### What the task asks:
Start to finish, reproduce the records below with nothing missing.

Start of Input data

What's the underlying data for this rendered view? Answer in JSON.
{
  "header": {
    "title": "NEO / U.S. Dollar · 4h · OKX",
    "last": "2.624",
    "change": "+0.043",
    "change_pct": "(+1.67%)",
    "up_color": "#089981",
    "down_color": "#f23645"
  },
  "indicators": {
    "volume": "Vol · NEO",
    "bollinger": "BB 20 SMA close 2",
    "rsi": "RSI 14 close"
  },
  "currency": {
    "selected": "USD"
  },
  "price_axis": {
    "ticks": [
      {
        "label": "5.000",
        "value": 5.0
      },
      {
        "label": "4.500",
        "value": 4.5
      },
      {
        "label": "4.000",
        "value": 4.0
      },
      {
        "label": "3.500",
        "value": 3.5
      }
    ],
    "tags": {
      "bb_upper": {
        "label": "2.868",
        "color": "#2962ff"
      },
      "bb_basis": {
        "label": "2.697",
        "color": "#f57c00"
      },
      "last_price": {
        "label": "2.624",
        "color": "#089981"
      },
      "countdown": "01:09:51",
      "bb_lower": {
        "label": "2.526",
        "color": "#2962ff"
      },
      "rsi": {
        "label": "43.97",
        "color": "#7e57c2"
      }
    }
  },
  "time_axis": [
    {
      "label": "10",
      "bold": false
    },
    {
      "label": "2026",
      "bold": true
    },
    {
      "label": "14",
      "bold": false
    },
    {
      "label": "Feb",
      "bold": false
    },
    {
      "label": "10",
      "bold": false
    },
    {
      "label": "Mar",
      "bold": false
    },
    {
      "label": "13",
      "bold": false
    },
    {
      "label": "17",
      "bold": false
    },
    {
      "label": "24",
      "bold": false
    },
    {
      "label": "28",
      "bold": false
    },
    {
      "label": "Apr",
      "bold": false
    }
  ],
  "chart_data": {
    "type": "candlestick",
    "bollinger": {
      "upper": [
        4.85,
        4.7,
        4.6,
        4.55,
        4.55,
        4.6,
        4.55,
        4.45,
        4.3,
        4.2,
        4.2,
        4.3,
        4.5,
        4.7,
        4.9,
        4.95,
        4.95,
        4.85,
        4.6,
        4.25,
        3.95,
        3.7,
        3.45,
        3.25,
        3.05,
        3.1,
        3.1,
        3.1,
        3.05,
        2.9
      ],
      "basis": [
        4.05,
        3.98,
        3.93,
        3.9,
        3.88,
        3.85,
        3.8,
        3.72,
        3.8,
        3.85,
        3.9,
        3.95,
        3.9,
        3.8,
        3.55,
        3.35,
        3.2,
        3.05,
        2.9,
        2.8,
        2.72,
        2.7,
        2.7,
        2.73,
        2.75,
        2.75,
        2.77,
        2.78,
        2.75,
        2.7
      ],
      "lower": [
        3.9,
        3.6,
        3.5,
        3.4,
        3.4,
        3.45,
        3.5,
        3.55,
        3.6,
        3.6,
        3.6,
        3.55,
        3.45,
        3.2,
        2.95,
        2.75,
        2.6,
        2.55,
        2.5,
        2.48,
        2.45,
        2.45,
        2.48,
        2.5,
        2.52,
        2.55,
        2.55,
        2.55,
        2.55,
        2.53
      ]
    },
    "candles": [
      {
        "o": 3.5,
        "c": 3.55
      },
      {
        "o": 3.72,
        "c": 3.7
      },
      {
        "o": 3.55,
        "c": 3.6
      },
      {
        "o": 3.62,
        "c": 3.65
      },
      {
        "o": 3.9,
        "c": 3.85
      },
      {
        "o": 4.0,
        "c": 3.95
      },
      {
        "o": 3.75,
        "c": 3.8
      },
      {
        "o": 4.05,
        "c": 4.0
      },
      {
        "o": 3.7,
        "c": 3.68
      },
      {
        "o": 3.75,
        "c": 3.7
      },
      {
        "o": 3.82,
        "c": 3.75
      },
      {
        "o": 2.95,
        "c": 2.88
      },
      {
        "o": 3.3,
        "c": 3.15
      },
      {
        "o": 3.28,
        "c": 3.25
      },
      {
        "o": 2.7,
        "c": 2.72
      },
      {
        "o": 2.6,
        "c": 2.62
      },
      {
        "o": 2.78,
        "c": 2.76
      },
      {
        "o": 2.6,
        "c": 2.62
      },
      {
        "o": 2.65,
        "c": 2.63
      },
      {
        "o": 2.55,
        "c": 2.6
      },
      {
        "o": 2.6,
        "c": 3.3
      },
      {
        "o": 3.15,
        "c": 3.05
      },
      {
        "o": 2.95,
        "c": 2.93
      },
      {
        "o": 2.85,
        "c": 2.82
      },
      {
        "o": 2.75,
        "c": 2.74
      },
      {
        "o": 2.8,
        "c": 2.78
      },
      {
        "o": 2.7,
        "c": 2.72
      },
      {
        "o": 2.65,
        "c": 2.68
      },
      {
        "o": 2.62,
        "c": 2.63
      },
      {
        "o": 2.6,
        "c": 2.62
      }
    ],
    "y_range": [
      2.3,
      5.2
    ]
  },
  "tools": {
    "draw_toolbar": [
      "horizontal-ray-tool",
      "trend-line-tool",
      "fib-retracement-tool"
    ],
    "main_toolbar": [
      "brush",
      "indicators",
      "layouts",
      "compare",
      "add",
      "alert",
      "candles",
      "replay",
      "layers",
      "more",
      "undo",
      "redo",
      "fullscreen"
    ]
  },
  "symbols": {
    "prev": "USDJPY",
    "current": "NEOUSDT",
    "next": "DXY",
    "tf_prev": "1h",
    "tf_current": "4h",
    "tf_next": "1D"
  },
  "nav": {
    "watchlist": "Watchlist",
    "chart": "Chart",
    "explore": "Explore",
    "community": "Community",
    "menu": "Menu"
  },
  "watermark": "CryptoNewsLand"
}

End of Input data

### Solution for this exercise:
What's the underlying data for this rendered view? Answer in JSON.
{
  "header": {
    "title": "NEO / U.S. Dollar · 4h · OKX",
    "last": "2.624",
    "change": "+0.043",
    "change_pct": "(+1.67%)",
    "up_color": "#089981",
    "down_color": "#f23645"
  },
  "indicators": {
    "volume": "Vol · NEO",
    "bollinger": "BB 20 SMA close 2",
    "rsi": "RSI 14 close"
  },
  "currency": {
    "selected": "USD"
  },
  "price_axis": {
    "ticks": [
      {
        "label": "5.000",
        "value": 5.0
      },
      {
        "label": "4.500",
        "value": 4.5
      },
      {
        "label": "4.000",
        "value": 4.0
      },
      {
        "label": "3.500",
        "value": 3.5
      }
    ],
    "tags": {
      "bb_upper": {
        "label": "2.868",
        "color": "#2962ff"
      },
      "bb_basis": {
        "label": "2.697",
        "color": "#f57c00"
      },
      "last_price": {
        "label": "2.624",
        "color": "#089981"
      },
      "countdown": "01:09:51",
      "bb_lower": {
        "label": "2.526",
        "color": "#2962ff"
      },
      "rsi": {
        "label": "43.97",
        "color": "#7e57c2"
      }
    }
  },
  "time_axis": [
    {
      "label": "10",
      "bold": false
    },
    {
      "label": "2026",
      "bold": true
    },
    {
      "label": "14",
      "bold": false
    },
    {
      "label": "Feb",
      "bold": false
    },
    {
      "label": "10",
      "bold": false
    },
    {
      "label": "Mar",
      "bold": false
    },
    {
      "label": "13",
      "bold": false
    },
    {
      "label": "17",
      "bold": false
    },
    {
      "label": "24",
      "bold": false
    },
    {
      "label": "28",
      "bold": false
    },
    {
      "label": "Apr",
      "bold": false
    }
  ],
  "chart_data": {
    "type": "candlestick",
    "bollinger": {
      "upper": [
        4.85,
        4.7,
        4.6,
        4.55,
        4.55,
        4.6,
        4.55,
        4.45,
        4.3,
        4.2,
        4.2,
        4.3,
        4.5,
        4.7,
        4.9,
        4.95,
        4.95,
        4.85,
        4.6,
        4.25,
        3.95,
        3.7,
        3.45,
        3.25,
        3.05,
        3.1,
        3.1,
        3.1,
        3.05,
        2.9
      ],
      "basis": [
        4.05,
        3.98,
        3.93,
        3.9,
        3.88,
        3.85,
        3.8,
        3.72,
        3.8,
        3.85,
        3.9,
        3.95,
        3.9,
        3.8,
        3.55,
        3.35,
        3.2,
        3.05,
        2.9,
        2.8,
        2.72,
        2.7,
        2.7,
        2.73,
        2.75,
        2.75,
        2.77,
        2.78,
        2.75,
        2.7
      ],
      "lower": [
        3.9,
        3.6,
        3.5,
        3.4,
        3.4,
        3.45,
        3.5,
        3.55,
        3.6,
        3.6,
        3.6,
        3.55,
        3.45,
        3.2,
        2.95,
        2.75,
        2.6,
        2.55,
        2.5,
        2.48,
        2.45,
        2.45,
        2.48,
        2.5,
        2.52,
        2.55,
        2.55,
        2.55,
        2.55,
        2.53
      ]
    },
    "candles": [
      {
        "o": 3.5,
        "c": 3.55
      },
      {
        "o": 3.72,
        "c": 3.7
      },
      {
        "o": 3.55,
        "c": 3.6
      },
      {
        "o": 3.62,
        "c": 3.65
      },
      {
        "o": 3.9,
        "c": 3.85
      },
      {
        "o": 4.0,
        "c": 3.95
      },
      {
        "o": 3.75,
        "c": 3.8
      },
      {
        "o": 4.05,
        "c": 4.0
      },
      {
        "o": 3.7,
        "c": 3.68
      },
      {
        "o": 3.75,
        "c": 3.7
      },
      {
        "o": 3.82,
        "c": 3.75
      },
      {
        "o": 2.95,
        "c": 2.88
      },
      {
        "o": 3.3,
        "c": 3.15
      },
      {
        "o": 3.28,
        "c": 3.25
      },
      {
        "o": 2.7,
        "c": 2.72
      },
      {
        "o": 2.6,
        "c": 2.62
      },
      {
        "o": 2.78,
        "c": 2.76
      },
      {
        "o": 2.6,
        "c": 2.62
      },
      {
        "o": 2.65,
        "c": 2.63
      },
      {
        "o": 2.55,
        "c": 2.6
      },
      {
        "o": 2.6,
        "c": 3.3
      },
      {
        "o": 3.15,
        "c": 3.05
      },
      {
        "o": 2.95,
        "c": 2.93
      },
      {
        "o": 2.85,
        "c": 2.82
      },
      {
        "o": 2.75,
        "c": 2.74
      },
      {
        "o": 2.8,
        "c": 2.78
      },
      {
        "o": 2.7,
        "c": 2.72
      },
      {
        "o": 2.65,
        "c": 2.68
      },
      {
        "o": 2.62,
        "c": 2.63
      },
      {
        "o": 2.6,
        "c": 2.62
      }
    ],
    "y_range": [
      2.3,
      5.2
    ]
  },
  "tools": {
    "draw_toolbar": [
      "horizontal-ray-tool",
      "trend-line-tool",
      "fib-retracement-tool"
    ],
    "main_toolbar": [
      "brush",
      "indicators",
      "layouts",
      "compare",
      "add",
      "alert",
      "candles",
      "replay",
      "layers",
      "more",
      "undo",
      "redo",
      "fullscreen"
    ]
  },
  "symbols": {
    "prev": "USDJPY",
    "current": "NEOUSDT",
    "next": "DXY",
    "tf_prev": "1h",
    "tf_current": "4h",
    "tf_next": "1D"
  },
  "nav": {
    "watchlist": "Watchlist",
    "chart": "Chart",
    "explore": "Explore",
    "community": "Community",
    "menu": "Menu"
  },
  "watermark": "CryptoNewsLand"
}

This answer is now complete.